- **Exercise directions**
Copy out the data exactly as it appears, without a single image.

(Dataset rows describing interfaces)
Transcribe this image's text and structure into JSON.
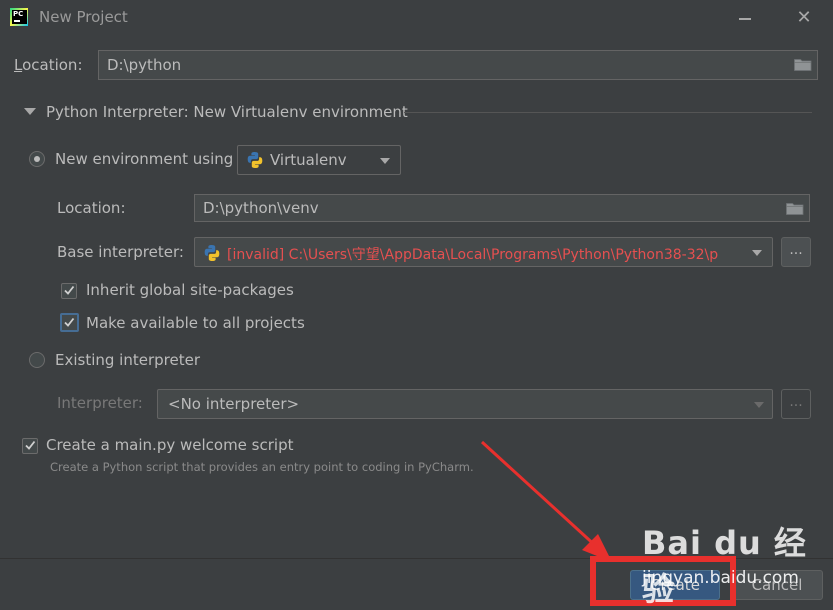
{
  "window": {
    "title": "New Project",
    "minimize_glyph": "",
    "close_glyph": "✕",
    "logo_text": "PC"
  },
  "location": {
    "label_prefix": "L",
    "label_rest": "ocation:",
    "value": "D:\\python"
  },
  "interpreter_section": {
    "header": "Python Interpreter: New Virtualenv environment",
    "new_env": {
      "label": "New environment using",
      "selected": true,
      "tool": "Virtualenv",
      "location_label": "Location:",
      "location_value": "D:\\python\\venv",
      "base_label": "Base interpreter:",
      "base_value": "[invalid] C:\\Users\\守望\\AppData\\Local\\Programs\\Python\\Python38-32\\p",
      "browse_label": "...",
      "inherit_label": "Inherit global site-packages",
      "inherit_checked": true,
      "make_available_label": "Make available to all projects",
      "make_available_checked": true
    },
    "existing": {
      "label": "Existing interpreter",
      "selected": false,
      "interpreter_label": "Interpreter:",
      "interpreter_value": "<No interpreter>",
      "browse_label": "..."
    }
  },
  "welcome_script": {
    "label": "Create a main.py welcome script",
    "checked": true,
    "description": "Create a Python script that provides an entry point to coding in PyCharm."
  },
  "buttons": {
    "create": "Create",
    "cancel": "Cancel"
  },
  "watermark": {
    "logo": "Bai du 经验",
    "url": "jingyan.baidu.com"
  },
  "colors": {
    "background": "#3c3f41",
    "invalid_text": "#e55050",
    "primary_button": "#365880",
    "annotation": "#e8302d"
  }
}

- **Task response**
Transcribe this image's text and structure into JSON.
{
  "window": {
    "title": "New Project",
    "minimize_glyph": "",
    "close_glyph": "✕",
    "logo_text": "PC"
  },
  "location": {
    "label_prefix": "L",
    "label_rest": "ocation:",
    "value": "D:\\python"
  },
  "interpreter_section": {
    "header": "Python Interpreter: New Virtualenv environment",
    "new_env": {
      "label": "New environment using",
      "selected": true,
      "tool": "Virtualenv",
      "location_label": "Location:",
      "location_value": "D:\\python\\venv",
      "base_label": "Base interpreter:",
      "base_value": "[invalid] C:\\Users\\守望\\AppData\\Local\\Programs\\Python\\Python38-32\\p",
      "browse_label": "...",
      "inherit_label": "Inherit global site-packages",
      "inherit_checked": true,
      "make_available_label": "Make available to all projects",
      "make_available_checked": true
    },
    "existing": {
      "label": "Existing interpreter",
      "selected": false,
      "interpreter_label": "Interpreter:",
      "interpreter_value": "<No interpreter>",
      "browse_label": "..."
    }
  },
  "welcome_script": {
    "label": "Create a main.py welcome script",
    "checked": true,
    "description": "Create a Python script that provides an entry point to coding in PyCharm."
  },
  "buttons": {
    "create": "Create",
    "cancel": "Cancel"
  },
  "watermark": {
    "logo": "Bai du 经验",
    "url": "jingyan.baidu.com"
  },
  "colors": {
    "background": "#3c3f41",
    "invalid_text": "#e55050",
    "primary_button": "#365880",
    "annotation": "#e8302d"
  }
}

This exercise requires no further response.